Jun 17, 2020, 4:16 PM | Updated: 4:16 pm
(Photo by Rich Graessle/Icon Sportswire via Getty Images)
PHOENIX – Typically soft-spoken, Cardinals quarterback Kyler Murray didn’t pause when asked Wednesday about the possibility of kneeling during the national anthem this season.
“Yeah, I will be kneeling. Like I said, I stand for what is right and that’s the bottom line,” he said. “You know, I call it like I see. What’s been going on is completely lost.”
On a call with media members, Murray addressed protests around the country addressing police brutality, initially triggered by the death of George Floyd in Minneapolis.
In order to keep making positive strides in a difficult time, he said, people need to hold others responsible for their actions.
“It’s not enough to just, not be racist. We got to be anti-racist,” he said. “You got to hold everybody accountable because at the end of the day, that’s really what it comes down to is everyone holding each other accountable.”
The Dallas community he grew up in is mostly Black and Hispanic, Murray said. He added that he has never experienced police brutality but said his older brother has encountered issues with law enforcement.
Cardinals coach Kliff Kingsbury recently said he is happy his players are finding their voices and speaking out.
“I know when I walk in that room and see the players in our team meeting, I am inspired by them. I am enlightened by them and their life experiences,” Kingsbury said.
The action of taking a knee in the NFL was spotlighted in 2016 as a stand against police brutality and racism that was impacting the Black community. Former San Francisco 49ers quarterback Colin Kaepernick attracted national attention for doing it during the preseason, sparking national debate that proved divisive.
Criticism endured. Kaepernick became a free agent at the end of the 2017 season and has not been signed to another team.

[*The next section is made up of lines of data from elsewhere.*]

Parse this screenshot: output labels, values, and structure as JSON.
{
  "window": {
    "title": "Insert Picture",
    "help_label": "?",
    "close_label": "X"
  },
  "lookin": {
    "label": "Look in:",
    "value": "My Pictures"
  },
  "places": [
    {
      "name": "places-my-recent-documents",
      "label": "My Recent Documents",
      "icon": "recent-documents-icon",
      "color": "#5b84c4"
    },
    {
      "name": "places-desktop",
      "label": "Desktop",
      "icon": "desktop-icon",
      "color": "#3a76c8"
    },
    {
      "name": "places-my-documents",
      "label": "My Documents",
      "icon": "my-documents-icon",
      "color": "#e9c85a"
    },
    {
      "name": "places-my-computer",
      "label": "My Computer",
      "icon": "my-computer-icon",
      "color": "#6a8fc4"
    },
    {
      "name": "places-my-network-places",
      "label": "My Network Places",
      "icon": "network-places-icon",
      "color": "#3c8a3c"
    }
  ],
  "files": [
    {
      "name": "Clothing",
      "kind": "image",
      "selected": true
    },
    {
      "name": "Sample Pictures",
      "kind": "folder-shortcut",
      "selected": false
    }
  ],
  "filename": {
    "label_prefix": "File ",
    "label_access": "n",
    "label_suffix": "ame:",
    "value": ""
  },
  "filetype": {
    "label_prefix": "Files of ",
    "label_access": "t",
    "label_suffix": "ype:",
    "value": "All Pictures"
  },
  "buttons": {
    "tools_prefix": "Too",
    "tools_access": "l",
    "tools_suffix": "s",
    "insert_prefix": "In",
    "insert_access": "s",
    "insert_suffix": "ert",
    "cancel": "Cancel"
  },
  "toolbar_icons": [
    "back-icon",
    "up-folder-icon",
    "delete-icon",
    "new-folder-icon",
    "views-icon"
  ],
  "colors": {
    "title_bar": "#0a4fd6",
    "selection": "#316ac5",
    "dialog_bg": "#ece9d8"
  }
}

Murray said he believes the diversity of his generation has tempered racism, especially when compared to the era of his parents. He has found the many peaceful protests inspiring.
“I feel like we will have change,” he said. “Whether it takes years, I feel like we’re getting there. At least, you know, making a major step towards it.”